...and that was it..didn't think any more about it for at least a minute or so and then could help but focus in on her question.  Did I run OR lift weights.  Weird, I thought..I didn't realize that there was an OR option.  I giggled to myself as I hurriedly texted this conversation to all of Team Hot Legs, surely they would find this just as humorous as I did. As we giggled more about the absurdity of this paradigm, I couldn't help but think that maybe this is part of the problem.  There IS an OR mentality with weight training and running. Like they have to be mutually exclusive.  One cannot not exist in the same space the other does.  Runners are afraid of lifting weights thinking they will gain muscle and it will slow them down and people that lift weights are afraid of running thinking that it will cause them to lose muscle leaving them small and weak.  Well, what if there was a way to do both?? GASP! How dare I suggest such blasphemy?! Ok, I won't suggest it.  I will state it with confidence.   


Just like you need to mix all of the proper amounts of each ingredient at the proper time to make your grandmother's famous cornbread recipe, you need to combine a well thought out training plan with proper nutrition and supplementation to maximize your efforts.  Not willing to do that? Then it looks like you will be living in an OR situation for the rest of your life. Willing to think outside the box?? Read on..

Years ago, I was a subscriber of the OR  mentality.  Let's clarify that-- someone told me that it couldn't be done and I blindly accepted that as fact.  I'm guessing that the problem may lie somewhere in a person's concept or definition of what running is. Generally running is thought of as long, slow distance running -what runners refer to as LSD. Long slow distance is one aspect of running training.  Just as there are many different ways to weight train, there are many different ways to run.  There are tempo runs, speed work, fartleks (from the Swedish 'speed play'), repeats, sprints and recovery runs.    Running can fit into any fitness program but first you must establish the goal of your training.  Looking to be a marathon runner? You'll need to incorporate all types of runs.  But don't eschew weight training.  You'll definitely need to include training for your core (hips, glutes, abdominals, back) as well as for the lower leg. The focus need not be to gain muscle mass, but for strength and stabilization.  Leave this important training piece out and you will find yourself laid up with injuries.  Proper weight training will also improve power output as well as help increase glycogen storage-two things that will only improve running performance. Looking to be muscular? Focus more on sprint, interval, fartlek and short repeat training in conjunction with your weight training.  

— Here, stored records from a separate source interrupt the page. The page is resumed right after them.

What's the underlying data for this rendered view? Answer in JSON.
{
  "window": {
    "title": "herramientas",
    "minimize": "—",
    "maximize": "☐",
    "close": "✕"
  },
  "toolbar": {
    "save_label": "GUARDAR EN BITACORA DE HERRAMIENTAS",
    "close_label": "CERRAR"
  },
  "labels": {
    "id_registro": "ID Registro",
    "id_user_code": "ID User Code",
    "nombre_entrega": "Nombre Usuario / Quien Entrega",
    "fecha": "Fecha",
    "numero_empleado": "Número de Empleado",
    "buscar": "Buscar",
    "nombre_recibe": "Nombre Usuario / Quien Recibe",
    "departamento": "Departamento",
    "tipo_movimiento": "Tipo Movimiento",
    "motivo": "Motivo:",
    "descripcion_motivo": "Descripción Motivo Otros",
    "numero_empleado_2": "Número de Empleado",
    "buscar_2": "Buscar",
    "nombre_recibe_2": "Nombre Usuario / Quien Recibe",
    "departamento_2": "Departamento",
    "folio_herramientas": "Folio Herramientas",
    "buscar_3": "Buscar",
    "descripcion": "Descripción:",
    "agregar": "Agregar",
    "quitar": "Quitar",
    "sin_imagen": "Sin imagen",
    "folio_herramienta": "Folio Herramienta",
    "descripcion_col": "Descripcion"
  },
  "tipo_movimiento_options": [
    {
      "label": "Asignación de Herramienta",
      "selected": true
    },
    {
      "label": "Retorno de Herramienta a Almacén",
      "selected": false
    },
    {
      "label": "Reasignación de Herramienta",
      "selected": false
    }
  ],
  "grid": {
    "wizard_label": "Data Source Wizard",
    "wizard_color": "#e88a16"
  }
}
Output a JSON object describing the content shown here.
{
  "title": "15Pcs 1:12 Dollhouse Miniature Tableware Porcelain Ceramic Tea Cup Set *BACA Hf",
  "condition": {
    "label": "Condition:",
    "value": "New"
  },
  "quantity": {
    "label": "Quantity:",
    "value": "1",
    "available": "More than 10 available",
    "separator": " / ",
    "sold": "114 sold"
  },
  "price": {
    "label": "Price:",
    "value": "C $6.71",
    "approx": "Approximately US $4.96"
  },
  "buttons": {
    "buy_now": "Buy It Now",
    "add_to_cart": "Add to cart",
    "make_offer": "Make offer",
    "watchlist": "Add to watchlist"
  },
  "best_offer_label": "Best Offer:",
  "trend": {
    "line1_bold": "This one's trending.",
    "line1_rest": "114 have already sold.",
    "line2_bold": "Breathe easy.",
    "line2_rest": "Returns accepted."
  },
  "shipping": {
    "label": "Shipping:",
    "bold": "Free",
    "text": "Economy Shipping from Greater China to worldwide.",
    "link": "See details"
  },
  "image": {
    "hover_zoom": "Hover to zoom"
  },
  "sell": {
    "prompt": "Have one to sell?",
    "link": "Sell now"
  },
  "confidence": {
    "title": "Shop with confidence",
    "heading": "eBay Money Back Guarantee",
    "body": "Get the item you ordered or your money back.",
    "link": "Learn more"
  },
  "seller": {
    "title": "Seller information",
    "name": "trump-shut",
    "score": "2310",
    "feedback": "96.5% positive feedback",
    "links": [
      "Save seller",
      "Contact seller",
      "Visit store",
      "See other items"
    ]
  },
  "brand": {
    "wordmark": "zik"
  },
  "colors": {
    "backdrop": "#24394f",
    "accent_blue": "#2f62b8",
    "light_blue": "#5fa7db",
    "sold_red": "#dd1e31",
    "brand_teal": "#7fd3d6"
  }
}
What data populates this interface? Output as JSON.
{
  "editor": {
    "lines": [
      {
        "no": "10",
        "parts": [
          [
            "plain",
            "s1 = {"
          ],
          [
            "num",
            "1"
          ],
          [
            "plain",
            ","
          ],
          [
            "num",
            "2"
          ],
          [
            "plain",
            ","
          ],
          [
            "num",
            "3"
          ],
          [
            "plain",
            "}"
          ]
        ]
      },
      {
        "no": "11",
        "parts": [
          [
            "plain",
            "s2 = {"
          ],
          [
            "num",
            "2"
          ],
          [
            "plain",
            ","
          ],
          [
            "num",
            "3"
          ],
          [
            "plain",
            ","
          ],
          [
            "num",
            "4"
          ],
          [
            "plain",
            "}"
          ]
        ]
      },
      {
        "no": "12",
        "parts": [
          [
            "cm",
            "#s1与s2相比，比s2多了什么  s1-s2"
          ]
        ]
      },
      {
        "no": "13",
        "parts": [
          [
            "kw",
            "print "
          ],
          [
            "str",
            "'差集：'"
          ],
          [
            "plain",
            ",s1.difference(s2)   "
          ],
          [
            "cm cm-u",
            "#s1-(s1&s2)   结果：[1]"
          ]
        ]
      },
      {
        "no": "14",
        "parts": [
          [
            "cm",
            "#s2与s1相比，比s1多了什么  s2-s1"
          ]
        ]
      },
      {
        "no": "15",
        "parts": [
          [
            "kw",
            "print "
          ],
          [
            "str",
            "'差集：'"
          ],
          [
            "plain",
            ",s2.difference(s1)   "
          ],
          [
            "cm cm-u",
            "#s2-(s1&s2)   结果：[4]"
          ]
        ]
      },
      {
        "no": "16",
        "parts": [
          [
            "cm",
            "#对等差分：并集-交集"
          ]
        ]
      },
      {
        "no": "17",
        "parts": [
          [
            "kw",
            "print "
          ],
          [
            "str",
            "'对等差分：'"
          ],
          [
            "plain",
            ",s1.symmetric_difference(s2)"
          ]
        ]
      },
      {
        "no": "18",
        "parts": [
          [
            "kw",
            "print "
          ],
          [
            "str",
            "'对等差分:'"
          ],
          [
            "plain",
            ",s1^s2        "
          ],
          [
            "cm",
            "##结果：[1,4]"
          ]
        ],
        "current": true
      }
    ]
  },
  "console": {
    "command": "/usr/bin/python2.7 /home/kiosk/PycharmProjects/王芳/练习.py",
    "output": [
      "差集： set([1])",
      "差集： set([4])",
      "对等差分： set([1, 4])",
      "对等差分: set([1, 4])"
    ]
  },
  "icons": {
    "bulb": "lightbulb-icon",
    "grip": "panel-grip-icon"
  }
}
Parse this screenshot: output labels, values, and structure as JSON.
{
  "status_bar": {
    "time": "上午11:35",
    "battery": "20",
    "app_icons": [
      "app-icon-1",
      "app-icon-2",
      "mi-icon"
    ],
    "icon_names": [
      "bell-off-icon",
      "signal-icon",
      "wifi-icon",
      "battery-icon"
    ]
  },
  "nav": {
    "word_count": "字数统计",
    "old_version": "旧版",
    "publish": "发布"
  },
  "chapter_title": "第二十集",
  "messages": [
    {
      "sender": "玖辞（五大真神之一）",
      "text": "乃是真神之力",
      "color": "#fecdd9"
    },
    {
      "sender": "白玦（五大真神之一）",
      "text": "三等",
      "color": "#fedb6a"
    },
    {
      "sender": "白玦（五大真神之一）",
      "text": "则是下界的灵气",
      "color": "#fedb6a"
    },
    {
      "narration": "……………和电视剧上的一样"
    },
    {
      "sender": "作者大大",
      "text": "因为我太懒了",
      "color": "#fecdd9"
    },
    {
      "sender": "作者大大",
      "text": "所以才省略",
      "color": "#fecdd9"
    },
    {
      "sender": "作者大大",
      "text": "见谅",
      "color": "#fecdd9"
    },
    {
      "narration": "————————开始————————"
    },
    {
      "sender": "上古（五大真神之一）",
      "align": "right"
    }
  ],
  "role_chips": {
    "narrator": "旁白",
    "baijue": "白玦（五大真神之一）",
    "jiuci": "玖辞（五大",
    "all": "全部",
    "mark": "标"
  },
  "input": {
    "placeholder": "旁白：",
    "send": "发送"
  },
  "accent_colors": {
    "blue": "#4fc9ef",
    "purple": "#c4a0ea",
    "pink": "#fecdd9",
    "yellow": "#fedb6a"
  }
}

Your goal will also dictate how many times a week you perform each type of training and in which order.  Marathon runner- weight train 2-3x week while running 3 days/week.  More muscular physique- run 2-3x week in conjunction with your weight training split-4-5x week.  When or if running and training occur on the same day, realize that one will not be performed maximally.  Meaning that undoubtedly one will 'suffer' slightly because of the other. Running first will reduce force production/power output for the weight training session.  However weight training first may result in heavy, tired legs and a reduction in speed and running performance.  Weight training and running would best be performed on different days, however if that is not feasible it is best to keep your main focus in mind and perform that activity FIRST.  


This is just the tip of the iceberg when it comes to program planning.  Nutrition and supplementation must be geared toward successful completion of and recovery from the specific training protocol. Without this you are dead in the water no matter what your training plan is. Plan properly and there isn't any reason to live an OR lifestyle.